Over the weekend, protests against immigration took place in various locations across Australia. Most of these protests adopted the title Reclaim Australia. The central argument is that the religion of Islam contains values that are at odds with Australian Anglo-Christianity. Although no recognised church is affiliated with the Reclaim movement and several oppose it, its supporters do have a right to express their beliefs regardless of whether it is sanctioned by an official church body.

Many supporters of the Reclaim movement truly believe in the core values that they are supporting. Many believe they are not motivated by racism, but rather they simply have values that they are standing behind. We all have an inherent right to voice an opinion and to proselytize our beliefs. In the practice of our beliefs, we all have a right to voice critiques toward other belief systems.

This would include discourse on Islam or on the Reclaim movement. However, we do not have a right to use violence, intimidation and mockery to do so. The right to freedom of thought, conscious and religion is a fundamental tenant of our modern civilisation. It is a positive declaration of free will: the very thing that gives us our human dignity. Therefore, we must as a rule reject any argument against immigration, the Reclaim movement or another religion that relies on mockery, insults, violence or intimidation.

Over the weekend an unidentified man was arrested for carrying firearms on his way to a Reclaim protest. It is alleged that no live ammunition was found on the man and charges were not laid. In another instance a house in Melbourne was raided and five tasers seized before the occupier left to go to a Reclaim protest. The same man had been previously arrested for carrying a knife to a protest. At the protests themselves, several people were arrested with one man allegedly punching a horse. Regardless of the motivations, violence cannot mix with proselytising nationalistic views. Furthermore, the Reclaim movement has become notorious for using mockery in their publications. Some publications have also incorporated calls for its adherents to physically stop Islamic migration. Beliefs must derive their legitimacy through dignity and not through intimidation and mockery. At the bare minimum, dignity ought to be measured by how we treat others and how we treat ourselves.

The right to freedom of thought, conscious and religion is entrenched within

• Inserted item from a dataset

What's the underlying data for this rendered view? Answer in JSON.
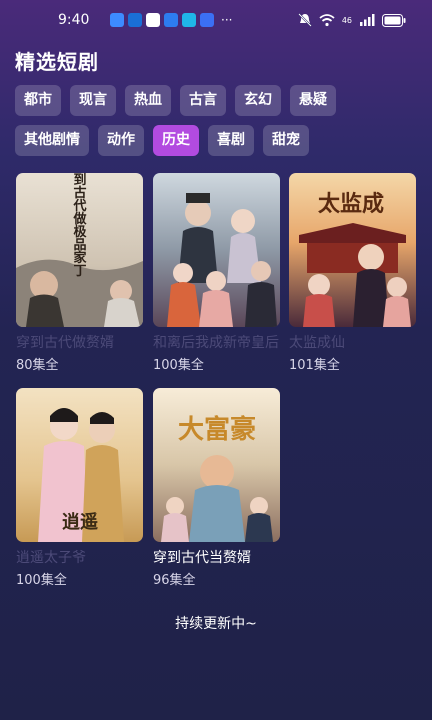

Article 18 of the International Covenant of Civil and Political Rights (ICCPR). It parallels Article 18 of the 1948 Universal Declaration of Human Rights. It is unique in that it simultaneously recognizes an individual and a collective right to believe and practice a belief. That is because it has two dimensions: to adopt or hold a belief and to manifest that belief in worship, observance, practice and teaching. Extensive debate has taken place over whether this right extends to proselytization, and what defines proselytization.
Many belief systems require its adherents to proselytize, however in many Islamic counties this right is heavily censured because of a legal prohibition on apostasy. Article 18 of the ICCPR makes a significant qualification: “Freedom to manifest one’s religion or beliefs may be subject only to such limitations as are prescribed by law and are necessary to protect public safety, order, health, or morals or the fundamental rights and freedoms of others.” In Australia, the only qualification is that the right to express an opinion associated with a particular belief cannot be hateful or discriminatory. The right to freedom of thought, conscious and religion extends beyond religious institutions; in practice it incorporates all value systems. This includes atheistic beliefs and perceived cultural beliefs, regardless of how many members ascribe to that belief.
Human Rights Commissioner Tim Wilson said, “Religious freedom is and remains central to the Australian way of life. Preserving freedom of conscience, thought, expression and association, is central to that objective. Because these fundamental freedoms are essential for individuality and identity I believe strongly in the need to accommodate the freedom for people to act consistent with their conscience. But any accommodation has to require that an individual acts consistently and that it can be evidenced as their genuine, not selective, belief with a high and transparent threshold for its justification.” We all have a right to expect that beliefs are propagated in a way that is dignified.